- [ASSIGNED TASK] Retyping the entries exactly is all that is required.

- [DATA SECTION]
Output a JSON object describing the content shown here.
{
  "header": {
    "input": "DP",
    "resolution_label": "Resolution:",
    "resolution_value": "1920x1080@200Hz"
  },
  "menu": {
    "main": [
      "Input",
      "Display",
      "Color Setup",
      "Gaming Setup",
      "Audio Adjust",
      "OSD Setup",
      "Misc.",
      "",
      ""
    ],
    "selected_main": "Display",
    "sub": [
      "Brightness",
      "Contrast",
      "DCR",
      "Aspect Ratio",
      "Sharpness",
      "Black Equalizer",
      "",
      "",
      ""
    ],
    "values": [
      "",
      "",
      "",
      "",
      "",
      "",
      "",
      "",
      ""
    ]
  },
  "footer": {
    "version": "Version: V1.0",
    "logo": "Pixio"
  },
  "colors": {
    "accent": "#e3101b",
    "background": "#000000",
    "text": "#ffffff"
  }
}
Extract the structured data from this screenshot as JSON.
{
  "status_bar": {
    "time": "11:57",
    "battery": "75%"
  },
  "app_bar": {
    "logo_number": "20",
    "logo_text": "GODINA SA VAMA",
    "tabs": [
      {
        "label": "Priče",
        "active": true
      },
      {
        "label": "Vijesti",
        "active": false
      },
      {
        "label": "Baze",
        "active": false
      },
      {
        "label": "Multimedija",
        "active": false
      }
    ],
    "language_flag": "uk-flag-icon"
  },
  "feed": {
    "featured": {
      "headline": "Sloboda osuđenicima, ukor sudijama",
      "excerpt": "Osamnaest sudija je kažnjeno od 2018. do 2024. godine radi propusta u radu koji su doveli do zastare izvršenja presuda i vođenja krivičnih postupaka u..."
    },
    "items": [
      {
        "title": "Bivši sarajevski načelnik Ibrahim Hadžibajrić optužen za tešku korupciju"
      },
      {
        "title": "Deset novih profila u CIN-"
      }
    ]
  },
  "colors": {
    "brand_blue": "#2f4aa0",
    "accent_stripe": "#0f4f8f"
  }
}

- [SOLUTION TO THE EXERCISE]
Output a JSON object describing the content shown here.
{
  "header": {
    "input": "DP",
    "resolution_label": "Resolution:",
    "resolution_value": "1920x1080@200Hz"
  },
  "menu": {
    "main": [
      "Input",
      "Display",
      "Color Setup",
      "Gaming Setup",
      "Audio Adjust",
      "OSD Setup",
      "Misc.",
      "",
      ""
    ],
    "selected_main": "Display",
    "sub": [
      "Brightness",
      "Contrast",
      "DCR",
      "Aspect Ratio",
      "Sharpness",
      "Black Equalizer",
      "",
      "",
      ""
    ],
    "values": [
      "",
      "",
      "",
      "",
      "",
      "",
      "",
      "",
      ""
    ]
  },
  "footer": {
    "version": "Version: V1.0",
    "logo": "Pixio"
  },
  "colors": {
    "accent": "#e3101b",
    "background": "#000000",
    "text": "#ffffff"
  }
}
Extract the structured data from this screenshot as JSON.
{
  "status_bar": {
    "time": "11:57",
    "battery": "75%"
  },
  "app_bar": {
    "logo_number": "20",
    "logo_text": "GODINA SA VAMA",
    "tabs": [
      {
        "label": "Priče",
        "active": true
      },
      {
        "label": "Vijesti",
        "active": false
      },
      {
        "label": "Baze",
        "active": false
      },
      {
        "label": "Multimedija",
        "active": false
      }
    ],
    "language_flag": "uk-flag-icon"
  },
  "feed": {
    "featured": {
      "headline": "Sloboda osuđenicima, ukor sudijama",
      "excerpt": "Osamnaest sudija je kažnjeno od 2018. do 2024. godine radi propusta u radu koji su doveli do zastare izvršenja presuda i vođenja krivičnih postupaka u..."
    },
    "items": [
      {
        "title": "Bivši sarajevski načelnik Ibrahim Hadžibajrić optužen za tešku korupciju"
      },
      {
        "title": "Deset novih profila u CIN-"
      }
    ]
  },
  "colors": {
    "brand_blue": "#2f4aa0",
    "accent_stripe": "#0f4f8f"
  }
}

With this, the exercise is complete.